Nederlander had been on the prowl for about 18 months for a Chicago venue with a capacity of around 1,000 that could serve as a showcase for emerging talent. "We wanted to do more developing of young talent and bringing them through the system," says Campana. Nederlander examined a number of locations, including the Cubby Bear, which had been booked by Brad Altman until he was fired last winter.

Several months ago Nederlander Concerts execs were introduced to China Club co-owner Paul Stepan, who was in the process of buying out the New York China Club's management contract for the Chicago club. According to Campana, Nederlander and Stepan discovered a simpatico approach to running their respective businesses that eventually led to the China Club deal.

Art Dealer Moves to a Friendlier Neighborhood

Art dealer Marikay Vance of Chicago and South Bend, Indiana, is on the move. Vance, who caused a ruckus when she first opened her unabashedly commercial gallery in the center of the tony River North gallery district last September, is moving her business to a new space on the second and third floors of 675 N. Michigan on September 18. Vance's sales tactics, which included gold lame swaths in the windows and large bows on paintings, shocked some of her neighbors, who feared she was adversely affecting the low-key image other gallery owners sought to maintain.

When Vance initially arrived in the area, some dealers suggested she would fare better on Michigan Avenue, which is apparently what she eventually decided. Vance was unavailable for comment, but a spokeswoman said Vance believed the customer traffic would be heavier on Michigan and that her artists would enjoy greater exposure. As a farewell gesture, Vance sent out change-of-address notices to her River North neighbors. Written across the top of one such notice, sent to Susan Sazama at Sazama Gallery, was the brief message: "It's been real."

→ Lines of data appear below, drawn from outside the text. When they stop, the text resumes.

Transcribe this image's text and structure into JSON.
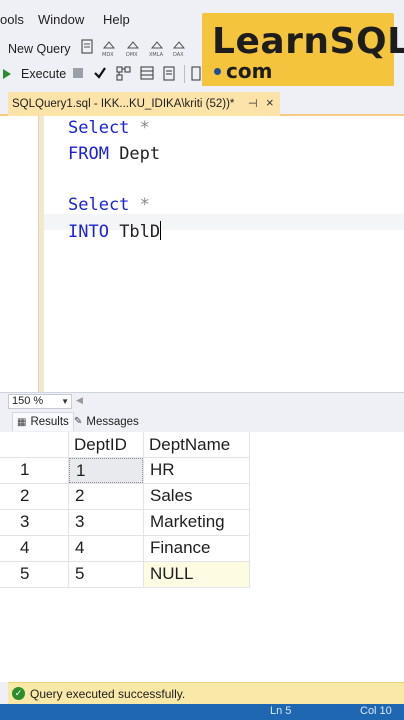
{
  "menu": {
    "items": [
      "ools",
      "Window",
      "Help"
    ]
  },
  "toolbar": {
    "new_query_label": "New Query",
    "execute_label": "Execute",
    "icon_labels": [
      "MDX",
      "DMX",
      "XMLA",
      "DAX"
    ]
  },
  "logo": {
    "main": "LearnSQL",
    "sub": "com",
    "color": "#f3c43c"
  },
  "document_tab": {
    "title": "SQLQuery1.sql - IKK...KU_IDIKA\\kriti (52))*"
  },
  "editor": {
    "lines": [
      {
        "kw": "Select",
        "rest": " *"
      },
      {
        "kw": "FROM",
        "rest": " Dept"
      },
      {
        "kw": "Select",
        "rest": " *"
      },
      {
        "kw": "INTO",
        "rest": " TblD"
      }
    ]
  },
  "zoom": {
    "value": "150 %"
  },
  "results_tabs": {
    "results_label": "Results",
    "messages_label": "Messages"
  },
  "results_grid": {
    "columns": [
      "DeptID",
      "DeptName"
    ],
    "rows": [
      {
        "num": "1",
        "id": "1",
        "name": "HR"
      },
      {
        "num": "2",
        "id": "2",
        "name": "Sales"
      },
      {
        "num": "3",
        "id": "3",
        "name": "Marketing"
      },
      {
        "num": "4",
        "id": "4",
        "name": "Finance"
      },
      {
        "num": "5",
        "id": "5",
        "name": "NULL"
      }
    ]
  },
  "status": {
    "text": "Query executed successfully.",
    "footer": [
      "Ln 5",
      "Col 10"
    ]
  }
}
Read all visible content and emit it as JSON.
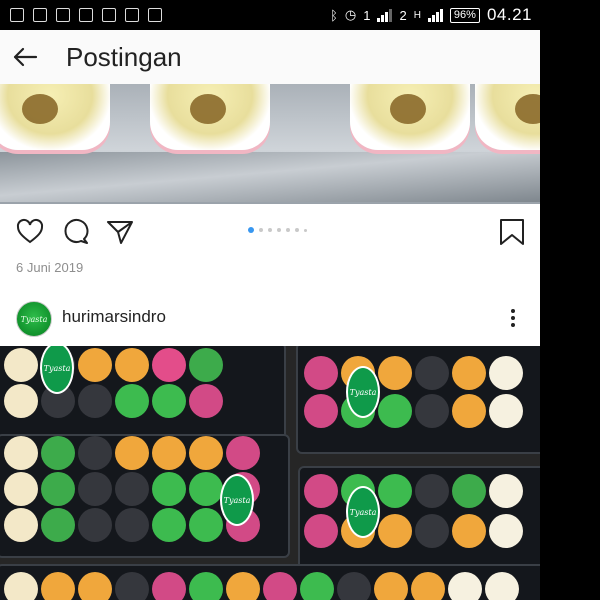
{
  "status_bar": {
    "battery": "96%",
    "time": "04.21",
    "sim1": "1",
    "sim2": "2",
    "network": "H"
  },
  "app_bar": {
    "title": "Postingan"
  },
  "post_actions": {
    "carousel_count": 7,
    "carousel_active": 1
  },
  "next_post": {
    "date": "6 Juni 2019",
    "username": "hurimarsindro"
  },
  "colors": {
    "accent_blue": "#3897f0",
    "brand_green": "#0f9a4a"
  },
  "icons": [
    "arrow-back-icon",
    "heart-icon",
    "comment-icon",
    "share-icon",
    "bookmark-icon",
    "more-vertical-icon"
  ]
}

Art of the Well-Subsidized Bash

he best fund-raiser is one where the funds to cover expenses are raised ahead of time. Fortunately, such is the case with the New Group of the Museum of Contemporary Art's annual New Art '92 Street Party, slated for Friday evening at Superior and Orleans streets. The event's principal hard-cash sponsors include Fruit of the Loom, which forked over $10,000 plus event T-shirts. Swanky Oak Street clothier Ultimo nearly doubled its contribution to $8,000 from $5,000 last year. One source speculated Ultimo's hefty outlay was an attempt to maintain visibility among the hip and arty and to deflect attention from this week's opening of the first Chicago outpost of Barneys, an image-conscious New York clothing store and potential Ultimo competitor. First-time underwriter Toyota also kicked in $5,000.

Club Lower Links Gets Back to Business

Club Lower Links has a new lease on life. Daniel Howie, Lydia Tomkiw, and Laura Zasada have bought the club's lease on the basement space at 954 W. Newport and its contents from former proprietor Leigh Jones. The reopening is slated for Sunday. Howie says the club will continue booking the kinds of acts it previously presented, including performance art, poetry readings, film, video, and theater. Performances will take place early in the evening to allow people time to mingle at the bar afterward. "We want this to be both a bar and a performance space," says Howie, who indicated bar receipts would help underwrite other aspects of the operation.

Art accompanying story in printed newspaper (not available in this archive): photo/Charles Eshelman.

Add a comment